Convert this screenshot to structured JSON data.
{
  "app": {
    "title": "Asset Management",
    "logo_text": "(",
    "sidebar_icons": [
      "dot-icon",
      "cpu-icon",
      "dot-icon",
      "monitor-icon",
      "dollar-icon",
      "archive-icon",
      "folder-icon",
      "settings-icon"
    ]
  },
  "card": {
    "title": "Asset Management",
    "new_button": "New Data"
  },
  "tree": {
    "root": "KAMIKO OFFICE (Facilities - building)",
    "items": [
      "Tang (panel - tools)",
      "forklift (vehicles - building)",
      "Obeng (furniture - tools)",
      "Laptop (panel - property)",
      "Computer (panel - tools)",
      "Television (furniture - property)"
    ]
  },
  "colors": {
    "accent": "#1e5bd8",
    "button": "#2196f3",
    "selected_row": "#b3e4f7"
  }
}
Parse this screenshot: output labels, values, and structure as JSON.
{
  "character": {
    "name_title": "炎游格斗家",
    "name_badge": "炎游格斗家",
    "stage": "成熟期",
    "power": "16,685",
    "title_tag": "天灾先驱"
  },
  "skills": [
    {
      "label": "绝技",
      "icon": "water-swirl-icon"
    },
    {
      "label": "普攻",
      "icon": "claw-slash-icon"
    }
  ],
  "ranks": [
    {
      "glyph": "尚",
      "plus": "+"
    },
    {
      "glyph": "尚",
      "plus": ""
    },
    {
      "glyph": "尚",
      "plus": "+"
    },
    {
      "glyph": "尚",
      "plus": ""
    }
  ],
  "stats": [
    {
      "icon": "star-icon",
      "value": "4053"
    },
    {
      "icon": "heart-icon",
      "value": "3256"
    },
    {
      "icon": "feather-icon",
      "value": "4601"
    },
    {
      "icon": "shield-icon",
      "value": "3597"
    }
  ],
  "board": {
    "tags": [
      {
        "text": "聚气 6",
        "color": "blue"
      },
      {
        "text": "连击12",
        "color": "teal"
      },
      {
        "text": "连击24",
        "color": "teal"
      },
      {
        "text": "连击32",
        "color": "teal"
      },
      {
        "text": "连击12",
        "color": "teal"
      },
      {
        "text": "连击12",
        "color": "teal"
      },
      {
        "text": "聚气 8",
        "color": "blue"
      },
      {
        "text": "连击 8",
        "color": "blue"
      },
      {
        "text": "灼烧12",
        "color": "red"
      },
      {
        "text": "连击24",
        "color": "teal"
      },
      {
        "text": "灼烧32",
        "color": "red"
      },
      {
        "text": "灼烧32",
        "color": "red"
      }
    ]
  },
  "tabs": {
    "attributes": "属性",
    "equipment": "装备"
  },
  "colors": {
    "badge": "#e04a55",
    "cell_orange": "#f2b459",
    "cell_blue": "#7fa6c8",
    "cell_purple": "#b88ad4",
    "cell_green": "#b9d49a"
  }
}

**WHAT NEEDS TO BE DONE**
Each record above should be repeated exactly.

**ANSWER BOX**
Convert this screenshot to structured JSON data.
{
  "app": {
    "title": "Asset Management",
    "logo_text": "(",
    "sidebar_icons": [
      "dot-icon",
      "cpu-icon",
      "dot-icon",
      "monitor-icon",
      "dollar-icon",
      "archive-icon",
      "folder-icon",
      "settings-icon"
    ]
  },
  "card": {
    "title": "Asset Management",
    "new_button": "New Data"
  },
  "tree": {
    "root": "KAMIKO OFFICE (Facilities - building)",
    "items": [
      "Tang (panel - tools)",
      "forklift (vehicles - building)",
      "Obeng (furniture - tools)",
      "Laptop (panel - property)",
      "Computer (panel - tools)",
      "Television (furniture - property)"
    ]
  },
  "colors": {
    "accent": "#1e5bd8",
    "button": "#2196f3",
    "selected_row": "#b3e4f7"
  }
}
Parse this screenshot: output labels, values, and structure as JSON.
{
  "character": {
    "name_title": "炎游格斗家",
    "name_badge": "炎游格斗家",
    "stage": "成熟期",
    "power": "16,685",
    "title_tag": "天灾先驱"
  },
  "skills": [
    {
      "label": "绝技",
      "icon": "water-swirl-icon"
    },
    {
      "label": "普攻",
      "icon": "claw-slash-icon"
    }
  ],
  "ranks": [
    {
      "glyph": "尚",
      "plus": "+"
    },
    {
      "glyph": "尚",
      "plus": ""
    },
    {
      "glyph": "尚",
      "plus": "+"
    },
    {
      "glyph": "尚",
      "plus": ""
    }
  ],
  "stats": [
    {
      "icon": "star-icon",
      "value": "4053"
    },
    {
      "icon": "heart-icon",
      "value": "3256"
    },
    {
      "icon": "feather-icon",
      "value": "4601"
    },
    {
      "icon": "shield-icon",
      "value": "3597"
    }
  ],
  "board": {
    "tags": [
      {
        "text": "聚气 6",
        "color": "blue"
      },
      {
        "text": "连击12",
        "color": "teal"
      },
      {
        "text": "连击24",
        "color": "teal"
      },
      {
        "text": "连击32",
        "color": "teal"
      },
      {
        "text": "连击12",
        "color": "teal"
      },
      {
        "text": "连击12",
        "color": "teal"
      },
      {
        "text": "聚气 8",
        "color": "blue"
      },
      {
        "text": "连击 8",
        "color": "blue"
      },
      {
        "text": "灼烧12",
        "color": "red"
      },
      {
        "text": "连击24",
        "color": "teal"
      },
      {
        "text": "灼烧32",
        "color": "red"
      },
      {
        "text": "灼烧32",
        "color": "red"
      }
    ]
  },
  "tabs": {
    "attributes": "属性",
    "equipment": "装备"
  },
  "colors": {
    "badge": "#e04a55",
    "cell_orange": "#f2b459",
    "cell_blue": "#7fa6c8",
    "cell_purple": "#b88ad4",
    "cell_green": "#b9d49a"
  }
}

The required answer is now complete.